Even a gubernatorial campaign must come to a momentary halt when little girls can't decide what to do at the Florida State Fair. Ringed by constituents, Gov. Bob Martinez leaned solicitously over his 3 1/2-year-old twin granddaughters, Lydia and Emily Keen, when they were torn between riding in circles in rockets or riding in circles in cars Tuesday.

"I bet the governor doesn't have such tough decisions to make," called out one onlooker.

"You're right," Martinez responded with a big grin.

The girls quickly settled on the cars, and grandpa went back to shaking hands, signing autographs and trying to look his political best in the hot afternoon sun.

Lydia, Emily and about 1,200 other people had to get through a lengthy Annual Governor's Luncheon before they could get to the fun stuff, however.
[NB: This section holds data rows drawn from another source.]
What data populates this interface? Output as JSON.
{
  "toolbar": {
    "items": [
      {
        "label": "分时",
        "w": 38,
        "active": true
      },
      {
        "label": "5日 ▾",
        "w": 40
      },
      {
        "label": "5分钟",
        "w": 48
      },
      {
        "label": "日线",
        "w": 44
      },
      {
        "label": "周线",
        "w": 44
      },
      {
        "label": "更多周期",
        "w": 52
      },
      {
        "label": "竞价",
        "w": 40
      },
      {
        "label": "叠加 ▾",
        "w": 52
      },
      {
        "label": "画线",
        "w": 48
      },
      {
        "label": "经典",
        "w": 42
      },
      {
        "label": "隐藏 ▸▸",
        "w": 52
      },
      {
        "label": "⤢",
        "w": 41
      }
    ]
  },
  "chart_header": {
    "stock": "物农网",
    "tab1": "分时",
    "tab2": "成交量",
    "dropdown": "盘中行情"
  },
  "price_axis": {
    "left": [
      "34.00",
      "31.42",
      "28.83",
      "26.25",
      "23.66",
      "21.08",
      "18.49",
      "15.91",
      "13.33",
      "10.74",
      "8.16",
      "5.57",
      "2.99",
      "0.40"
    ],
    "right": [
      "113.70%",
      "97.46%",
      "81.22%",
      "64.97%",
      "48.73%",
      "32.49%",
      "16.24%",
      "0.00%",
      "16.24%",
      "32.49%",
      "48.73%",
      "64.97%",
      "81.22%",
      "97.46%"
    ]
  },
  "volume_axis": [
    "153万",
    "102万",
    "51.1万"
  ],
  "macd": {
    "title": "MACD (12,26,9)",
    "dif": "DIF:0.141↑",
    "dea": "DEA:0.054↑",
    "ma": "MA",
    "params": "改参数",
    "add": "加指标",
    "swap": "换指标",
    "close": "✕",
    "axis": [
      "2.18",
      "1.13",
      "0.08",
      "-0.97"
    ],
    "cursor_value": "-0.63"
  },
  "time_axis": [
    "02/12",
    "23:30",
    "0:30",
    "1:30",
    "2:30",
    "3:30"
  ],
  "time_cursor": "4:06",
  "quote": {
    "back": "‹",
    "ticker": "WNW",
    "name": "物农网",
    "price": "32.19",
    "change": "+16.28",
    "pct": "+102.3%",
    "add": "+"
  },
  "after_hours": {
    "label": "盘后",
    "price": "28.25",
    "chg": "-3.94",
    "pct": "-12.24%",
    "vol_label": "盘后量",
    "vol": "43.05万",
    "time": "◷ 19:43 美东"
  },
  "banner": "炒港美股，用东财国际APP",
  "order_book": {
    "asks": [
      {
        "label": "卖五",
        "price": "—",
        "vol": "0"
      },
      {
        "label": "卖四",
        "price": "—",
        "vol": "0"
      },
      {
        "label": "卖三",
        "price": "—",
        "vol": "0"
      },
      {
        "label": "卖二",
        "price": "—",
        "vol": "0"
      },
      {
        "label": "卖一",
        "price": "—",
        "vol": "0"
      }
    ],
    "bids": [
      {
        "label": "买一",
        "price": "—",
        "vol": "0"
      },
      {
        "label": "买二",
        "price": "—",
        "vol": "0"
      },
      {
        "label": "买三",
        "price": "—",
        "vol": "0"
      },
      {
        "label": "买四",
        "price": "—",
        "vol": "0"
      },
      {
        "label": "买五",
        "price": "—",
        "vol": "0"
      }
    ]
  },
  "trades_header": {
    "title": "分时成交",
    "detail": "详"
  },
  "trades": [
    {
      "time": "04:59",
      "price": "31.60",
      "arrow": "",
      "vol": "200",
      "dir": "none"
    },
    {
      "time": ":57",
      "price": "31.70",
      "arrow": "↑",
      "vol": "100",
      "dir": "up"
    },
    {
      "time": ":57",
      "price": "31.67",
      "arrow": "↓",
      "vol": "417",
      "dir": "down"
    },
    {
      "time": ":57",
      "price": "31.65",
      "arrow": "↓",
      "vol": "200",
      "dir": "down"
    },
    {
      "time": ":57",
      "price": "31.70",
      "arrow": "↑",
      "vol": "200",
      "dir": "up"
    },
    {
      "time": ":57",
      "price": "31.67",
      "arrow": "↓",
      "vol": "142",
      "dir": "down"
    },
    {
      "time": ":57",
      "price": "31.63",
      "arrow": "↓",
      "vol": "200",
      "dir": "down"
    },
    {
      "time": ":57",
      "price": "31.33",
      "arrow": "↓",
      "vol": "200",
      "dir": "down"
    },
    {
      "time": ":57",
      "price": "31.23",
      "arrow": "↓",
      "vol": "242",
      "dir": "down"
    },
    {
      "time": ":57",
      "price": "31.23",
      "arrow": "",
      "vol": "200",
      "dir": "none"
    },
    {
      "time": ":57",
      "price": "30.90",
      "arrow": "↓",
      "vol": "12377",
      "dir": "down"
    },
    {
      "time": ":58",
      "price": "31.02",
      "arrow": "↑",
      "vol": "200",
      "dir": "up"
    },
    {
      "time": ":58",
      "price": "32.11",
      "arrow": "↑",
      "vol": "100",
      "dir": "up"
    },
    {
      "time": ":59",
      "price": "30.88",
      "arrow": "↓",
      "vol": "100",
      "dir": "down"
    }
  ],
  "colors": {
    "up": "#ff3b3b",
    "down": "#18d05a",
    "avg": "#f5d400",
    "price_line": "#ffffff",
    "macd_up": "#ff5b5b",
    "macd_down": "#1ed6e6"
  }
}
Politicians, lawyers and businessmen munched on roast beef, chuckled at the homespun humor of Fair Authority Chairman Doyle Carlton and cheered for the governor.

Following the theme set by his new TV commercials, Martinez focused on what he called "quality of life" issues in his luncheon speech.

The governor, whose popularity has been slipping, drew his biggest applause when he reiterated his pledge to seek the death penalty for major drug traffickers.

He also emphasized environmental issues.

He praised Jim Urbanski, vice president and general manager of the Tampa Tribune, who was named Tampa citizen of the year by the Civitans. And he applauded the Rev. Milton H. Clark for his work with a program to help find adoptive parents for black children.

But Martinez didn't utter a word about growth management, something that's been giving heartburn to Hillsborough business people. They're worried that the boom years will bust if they can't develop where roads and other infrastructure aren't adequate.

Asked if his budget, due to be unveiled Thursday, contains any money for new roads and other demands of growth management, the governor replied that local governments have the option of sales tax at their disposal. Hillsborough voters turned down the tax at the polls last year.

"Here comes the tax man!" shouted one man as Martinez walked by.

Martinez and his granddaughters rode around in a Flintmobile, a model of the vehicle that cartoon character Fred Flintstone drove.

Ever the politician, Martinez declined to say what he likes best about the fair, which he's attended since he was a child.

"I like the whole environment," he said before dashing off in pursuit of his granddaughters.